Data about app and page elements
········

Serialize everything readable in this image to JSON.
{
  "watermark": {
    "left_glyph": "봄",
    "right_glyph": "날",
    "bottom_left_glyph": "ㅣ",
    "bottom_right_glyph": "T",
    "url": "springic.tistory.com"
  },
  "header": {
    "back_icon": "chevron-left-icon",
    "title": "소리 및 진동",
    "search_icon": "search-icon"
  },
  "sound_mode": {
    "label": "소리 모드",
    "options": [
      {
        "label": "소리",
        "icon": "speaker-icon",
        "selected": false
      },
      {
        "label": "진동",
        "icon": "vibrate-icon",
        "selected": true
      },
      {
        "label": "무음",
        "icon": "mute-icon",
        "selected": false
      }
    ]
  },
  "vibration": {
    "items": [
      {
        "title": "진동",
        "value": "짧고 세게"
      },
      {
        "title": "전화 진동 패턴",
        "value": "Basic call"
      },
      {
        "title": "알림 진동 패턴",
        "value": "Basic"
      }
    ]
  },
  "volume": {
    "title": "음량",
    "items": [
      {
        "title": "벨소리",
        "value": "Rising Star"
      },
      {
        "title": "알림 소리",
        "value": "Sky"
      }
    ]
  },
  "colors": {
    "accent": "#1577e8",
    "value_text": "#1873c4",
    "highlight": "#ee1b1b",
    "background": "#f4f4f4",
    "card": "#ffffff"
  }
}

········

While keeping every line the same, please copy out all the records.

Serialize everything readable in this image to JSON.
{
  "watermark": {
    "left_glyph": "봄",
    "right_glyph": "날",
    "bottom_left_glyph": "ㅣ",
    "bottom_right_glyph": "T",
    "url": "springic.tistory.com"
  },
  "header": {
    "back_icon": "chevron-left-icon",
    "title": "소리 및 진동",
    "search_icon": "search-icon"
  },
  "sound_mode": {
    "label": "소리 모드",
    "options": [
      {
        "label": "소리",
        "icon": "speaker-icon",
        "selected": false
      },
      {
        "label": "진동",
        "icon": "vibrate-icon",
        "selected": true
      },
      {
        "label": "무음",
        "icon": "mute-icon",
        "selected": false
      }
    ]
  },
  "vibration": {
    "items": [
      {
        "title": "진동",
        "value": "짧고 세게"
      },
      {
        "title": "전화 진동 패턴",
        "value": "Basic call"
      },
      {
        "title": "알림 진동 패턴",
        "value": "Basic"
      }
    ]
  },
  "volume": {
    "title": "음량",
    "items": [
      {
        "title": "벨소리",
        "value": "Rising Star"
      },
      {
        "title": "알림 소리",
        "value": "Sky"
      }
    ]
  },
  "colors": {
    "accent": "#1577e8",
    "value_text": "#1873c4",
    "highlight": "#ee1b1b",
    "background": "#f4f4f4",
    "card": "#ffffff"
  }
}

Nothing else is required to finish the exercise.